* _Work required_: Count the lines in the data below that have "heading" in them, and reply with only that number.

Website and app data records

####################

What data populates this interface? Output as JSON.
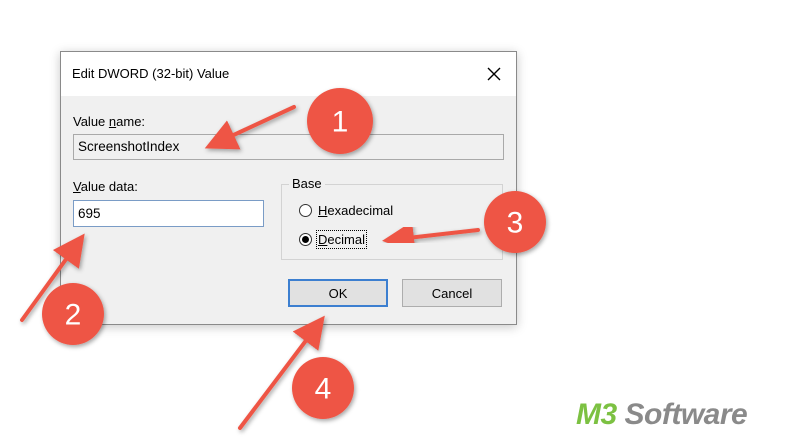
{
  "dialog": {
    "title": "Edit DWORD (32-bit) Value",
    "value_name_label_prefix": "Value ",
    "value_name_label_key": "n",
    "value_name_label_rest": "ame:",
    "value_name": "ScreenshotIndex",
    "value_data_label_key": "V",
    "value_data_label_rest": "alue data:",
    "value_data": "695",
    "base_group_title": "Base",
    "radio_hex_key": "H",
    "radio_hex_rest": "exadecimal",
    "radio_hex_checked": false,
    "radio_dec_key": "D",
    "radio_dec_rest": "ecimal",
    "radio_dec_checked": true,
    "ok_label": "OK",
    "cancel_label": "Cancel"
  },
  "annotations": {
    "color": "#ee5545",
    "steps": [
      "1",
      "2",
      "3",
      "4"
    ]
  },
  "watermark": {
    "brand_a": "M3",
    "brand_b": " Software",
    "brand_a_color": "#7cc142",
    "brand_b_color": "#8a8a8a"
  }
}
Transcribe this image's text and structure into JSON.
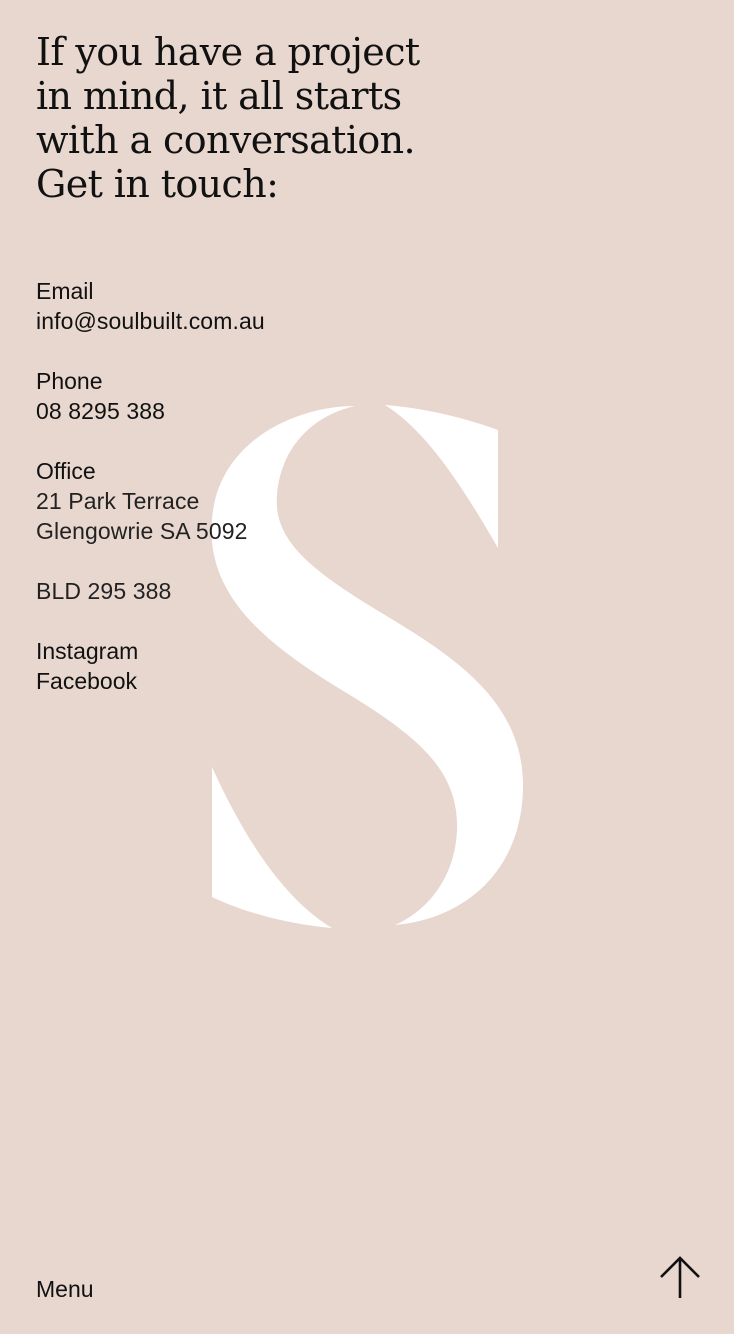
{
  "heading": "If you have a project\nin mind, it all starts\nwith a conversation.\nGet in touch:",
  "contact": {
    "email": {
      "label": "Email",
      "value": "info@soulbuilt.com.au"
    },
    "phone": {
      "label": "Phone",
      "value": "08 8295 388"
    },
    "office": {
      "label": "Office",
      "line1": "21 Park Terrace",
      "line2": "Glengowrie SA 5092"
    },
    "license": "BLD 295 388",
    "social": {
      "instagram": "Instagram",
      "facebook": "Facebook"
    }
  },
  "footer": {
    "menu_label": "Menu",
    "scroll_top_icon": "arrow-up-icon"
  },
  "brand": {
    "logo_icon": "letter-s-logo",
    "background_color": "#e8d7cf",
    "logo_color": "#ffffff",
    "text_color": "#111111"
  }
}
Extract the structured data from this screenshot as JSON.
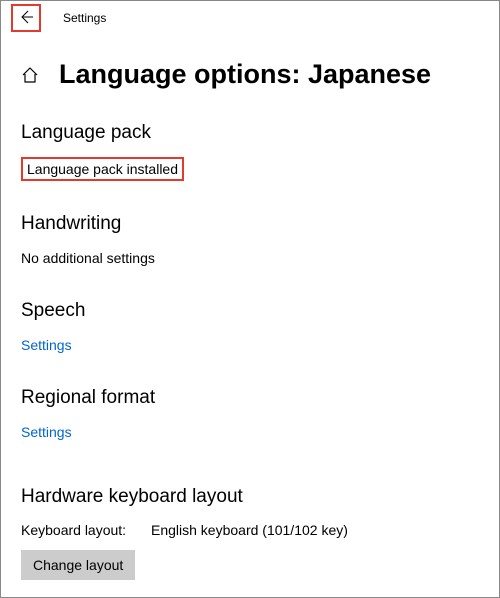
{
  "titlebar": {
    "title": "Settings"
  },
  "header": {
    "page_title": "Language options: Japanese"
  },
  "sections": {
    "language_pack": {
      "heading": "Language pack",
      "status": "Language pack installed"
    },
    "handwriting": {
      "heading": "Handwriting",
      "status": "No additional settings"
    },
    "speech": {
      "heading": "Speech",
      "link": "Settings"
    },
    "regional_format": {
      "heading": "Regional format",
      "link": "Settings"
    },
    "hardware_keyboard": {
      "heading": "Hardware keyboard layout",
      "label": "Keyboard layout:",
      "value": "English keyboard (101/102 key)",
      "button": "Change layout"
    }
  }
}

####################

* _Response_: 6